The importance of the Traceability Matrix (TM) tool comes from the fact that it connects requirements and uses cases to design inputs, outputs, testing, Risk Controls, and Risk Management.
And Design Controls can be seen as practices, policies, and procedures that formally govern the design and development process for your product. So how design control works within TM?
Traceability Matrix can be complicated to create, it can take months to put together manually, especially without a proper tool. Creating and maintaining it can be time-consuming and difficult.
With the right tool, a traceability matrix can significantly reduce your project risk, set the foundation of your product lifecycle, and give you full control over your project.
qmsWrapper lets you build a Traceability Matrix for any of your products or even a medical device and its regulatory needs. In that case, it will be the cornerstone of the DHF or CE Technical File.
How to start? Simple! Defining the columns in the Traceability matrix per standard and regulatory requirements. These are the basic stages of the project.
We suggest you start creating a traceability matrix at the beginning of the D&D project. The advantage of this action is visibility over what needs to happen and be addressed.

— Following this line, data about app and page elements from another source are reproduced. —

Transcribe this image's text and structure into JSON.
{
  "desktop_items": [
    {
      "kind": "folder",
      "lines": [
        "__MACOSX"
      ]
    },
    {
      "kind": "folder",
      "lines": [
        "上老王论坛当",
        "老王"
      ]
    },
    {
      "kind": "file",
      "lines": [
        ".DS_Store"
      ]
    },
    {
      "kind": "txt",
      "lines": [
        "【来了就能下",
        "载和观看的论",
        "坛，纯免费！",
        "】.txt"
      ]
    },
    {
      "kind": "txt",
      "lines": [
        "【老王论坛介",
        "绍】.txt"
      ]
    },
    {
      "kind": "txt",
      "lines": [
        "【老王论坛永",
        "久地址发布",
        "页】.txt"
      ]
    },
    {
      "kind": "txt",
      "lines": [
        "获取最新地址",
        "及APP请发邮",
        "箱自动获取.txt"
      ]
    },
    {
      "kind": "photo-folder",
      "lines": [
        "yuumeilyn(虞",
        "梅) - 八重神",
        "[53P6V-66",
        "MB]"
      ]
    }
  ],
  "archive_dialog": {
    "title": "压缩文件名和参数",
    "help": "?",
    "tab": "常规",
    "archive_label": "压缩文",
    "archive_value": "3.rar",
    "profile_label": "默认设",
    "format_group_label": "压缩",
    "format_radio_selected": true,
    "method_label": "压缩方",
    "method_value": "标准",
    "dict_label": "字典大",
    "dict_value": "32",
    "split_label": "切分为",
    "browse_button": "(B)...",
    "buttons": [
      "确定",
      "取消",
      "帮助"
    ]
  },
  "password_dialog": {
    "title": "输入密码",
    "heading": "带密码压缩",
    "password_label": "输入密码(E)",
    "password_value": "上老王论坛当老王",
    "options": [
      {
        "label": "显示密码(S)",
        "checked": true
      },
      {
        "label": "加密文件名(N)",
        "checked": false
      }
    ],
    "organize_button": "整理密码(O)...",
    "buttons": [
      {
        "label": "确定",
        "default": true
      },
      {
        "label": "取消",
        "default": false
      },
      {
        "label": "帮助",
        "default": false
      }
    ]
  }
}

There are various types of items that can be used for defining the content in the matrix. The user can assign the task to another user from TM, using the “Issue” item. Also, the process can be initiated from the TM, if a certain event should be recorded through a sequence of events.

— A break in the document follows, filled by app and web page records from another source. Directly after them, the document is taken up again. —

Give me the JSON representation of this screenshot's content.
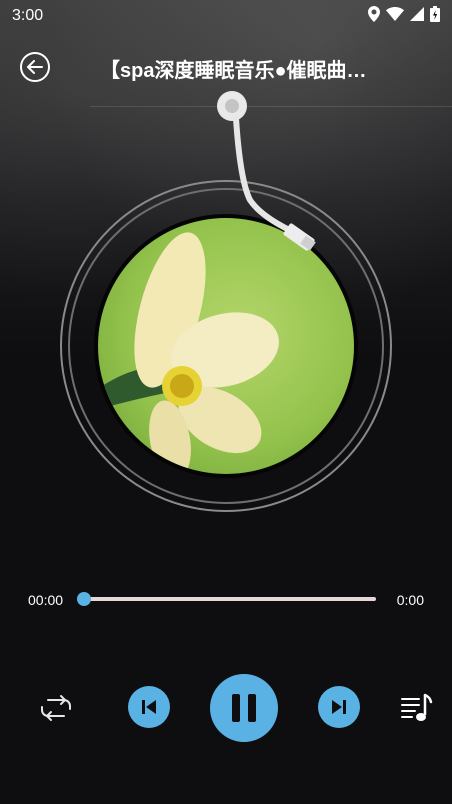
{
  "status": {
    "time": "3:00"
  },
  "header": {
    "title": "【spa深度睡眠音乐●催眠曲…"
  },
  "player": {
    "current_time": "00:00",
    "total_time": "0:00",
    "progress": 0.0
  },
  "colors": {
    "accent": "#5ab2e4",
    "background": "#0e0d10"
  },
  "icons": {
    "back": "back-arrow-icon",
    "repeat": "repeat-icon",
    "previous": "previous-icon",
    "pause": "pause-icon",
    "next": "next-icon",
    "playlist": "playlist-icon"
  }
}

These items are referenced in the matrix, but all the details can be found in the associated project.
There is a way to directly record the data in the selected template using the “Form” item. Also, the user can reference certain files directly in the TM with the “Label” item.
Design Controls and Risk Management are related, so your goal is to prove and demonstrate that your product meets clinical needs, design inputs, and requirements, and what is most important, that your product is safe. So, the risk assessment is a must, and it should be linked with Design Controls. That’s why qmsWrapper’s Traceability Matrix is designed in such a way so you can put the reference to every identified hazard within it.
This traceability matrix is representing connections between all of your Design Controls. You can track everything from the beginning to the end. You can trace, from how User Needs links to Design Inputs? From Design Outputs to Inputs? And from Design Verifications to Inputs and Outputs?
And on the very end to see even how do Design Validations relate to User Needs?
One of our best practices is that your design history file must be accurate and should be a “living” document. This means keeping it updated beyond the development phase.
Every input in the qmsWrapper Traceability Matrix is organized and shows the details, revisions, history, and mapped out relations, in the custom data entry form, from the very beginning of the project.
The point is that if the D&D phase is led through TM, then it’s easy to follow its status. It helps you see finished phases and what still needs to be done, as can be seen from an example in the picture.
This is specifically valuable when it comes to audits. When you are asked to provide any data regarding your product, you will know exactly where to look for it.
Practically, TM is here for a nice visual organization of your product.
And last but not least important, that TM, where you were developing your product, remains as your Design History File.